If you plan to attend the Earth Day parade, we’ll work efficiently and make it to the lineup on time.
Michelle Moore, Secretary
Eco Learning Center
It is my goal to grow cherries without chemicals, but it takes more than planting trees to successfully grow the fruit. Cherries prefer a climate with a solid winter chill exceeding 1000 hours below 44.6° F (7° C) with sustained temperatures above 53.6° F (12 ° C) during propagation. pH should be slightly acidic (between 5.5 and 7.0) and water must be able to drain, so sandy soils like those found in Northern Michigan, are ideal.
Location, climate, temperature and soil. In addition, it’s important to consider root stock and grafting – choosing a nursery that is careful to match appropriate root stocks to trees. (Too rigorous a rootstock can result in splitting around the base leading to infestations.)
Next, the variety must be examined for resistance to cracking and disease, flavor, timing, and size. And all of this research must be done ahead of planting. This is why Michigan invented winter!
We’ve been looking to buy a small farm, but in our search we have to consider the proximity to an orchard. And in the “Cherry Capital of the World,” that can be challenging. The law protects the conventional farmer, but it does not yet protect the small, uncertified farm. The other obvious challenge: You can’t get certified within a certain distance from a conventional orchard because of drift. At the same time, the law also fails to protect residents who live near these orchards. If you were to purchase land away from an orchard, but then someone purchases the land next door, clears the trees and plants an orchard and begins spraying, you’ve just lost your farm. However, if you are a conventional farmer who decides not to “farm” any longer, your trees must be removed to “protect” the “vitality” of other nearby orchards.

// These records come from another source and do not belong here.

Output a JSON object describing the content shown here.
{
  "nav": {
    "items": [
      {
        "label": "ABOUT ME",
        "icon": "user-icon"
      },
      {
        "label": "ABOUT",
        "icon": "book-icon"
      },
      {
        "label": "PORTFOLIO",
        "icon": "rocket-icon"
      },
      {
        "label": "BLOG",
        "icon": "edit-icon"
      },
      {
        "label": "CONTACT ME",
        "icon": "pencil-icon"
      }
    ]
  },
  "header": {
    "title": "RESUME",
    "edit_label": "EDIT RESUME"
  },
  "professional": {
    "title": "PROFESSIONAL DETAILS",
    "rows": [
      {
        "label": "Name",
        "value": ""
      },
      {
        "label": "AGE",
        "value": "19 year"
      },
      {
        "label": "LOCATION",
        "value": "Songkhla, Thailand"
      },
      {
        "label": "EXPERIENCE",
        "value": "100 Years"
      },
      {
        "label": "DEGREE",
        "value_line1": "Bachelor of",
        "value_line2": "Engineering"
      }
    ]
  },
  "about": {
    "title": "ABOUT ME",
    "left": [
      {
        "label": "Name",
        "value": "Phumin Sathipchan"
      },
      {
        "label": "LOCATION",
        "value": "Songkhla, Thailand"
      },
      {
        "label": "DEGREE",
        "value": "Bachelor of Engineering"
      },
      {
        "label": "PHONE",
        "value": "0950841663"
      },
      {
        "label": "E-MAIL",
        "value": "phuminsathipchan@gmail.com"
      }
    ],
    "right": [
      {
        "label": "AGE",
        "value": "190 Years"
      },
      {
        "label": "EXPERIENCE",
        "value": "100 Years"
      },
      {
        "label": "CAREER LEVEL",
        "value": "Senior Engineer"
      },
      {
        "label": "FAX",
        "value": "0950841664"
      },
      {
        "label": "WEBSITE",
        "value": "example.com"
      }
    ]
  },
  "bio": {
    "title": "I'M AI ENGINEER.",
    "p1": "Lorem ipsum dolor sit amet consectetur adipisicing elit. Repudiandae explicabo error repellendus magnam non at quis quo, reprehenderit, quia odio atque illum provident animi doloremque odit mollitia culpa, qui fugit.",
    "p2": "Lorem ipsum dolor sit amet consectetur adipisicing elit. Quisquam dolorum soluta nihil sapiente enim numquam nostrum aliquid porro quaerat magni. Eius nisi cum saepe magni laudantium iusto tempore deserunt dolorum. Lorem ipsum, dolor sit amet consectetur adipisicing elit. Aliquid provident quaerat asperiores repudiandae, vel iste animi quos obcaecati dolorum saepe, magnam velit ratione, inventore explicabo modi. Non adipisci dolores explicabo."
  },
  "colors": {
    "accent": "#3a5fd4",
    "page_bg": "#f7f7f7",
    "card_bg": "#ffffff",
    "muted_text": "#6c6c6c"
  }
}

The legal system seems to follow the big money.
I know that sounds jaded, but the prevailing attitude of law-makers since we saw the first asbestos-related lawsuit in the 1920s, has been to protect the industry, not the individual.
We know pesticides are dangerous for people working on or living near conventional cherry farms and yet the public cannot see the crisis unfolding because people like me get sick, or the daughter of some cherry farmer dies of lymphoma, or a neighbor dies up the road from leukemia, or someone miscarries multiple times, or a baby is born with a heart anomaly, or our children seem to suffer with rabid allergies each spring, but they’re unwilling to piece it together – to see the pattern because doing so would affect their livelihood.
The US Government ruled in the 1930s, that banning asbestos would cause great economic harm.
Okay, so what can we do? Can we file suit against the industry? Can we write letters to the editor? Can we stand in protest? Can we ask individual townships to enforce higher standards to protect residents by moving the trees farther away from other properties? We can certainly try. And the best thing we can do, we can lead by example. We can teach people about the value of eating organic, whole foods; teach them to cook for themselves; to grow for themselves; to appreciate the reality of cleaner air and water; to see the value in protecting our wild places, our own homes, our animals and children; we can heal this wound through teaching others. That’s what we do. In fact there’s only one thing we cannot do: We can’t give up.
If you have ideas for getting the world involved in more sustainable practices, please leave your ideas as comments below. And megwetch!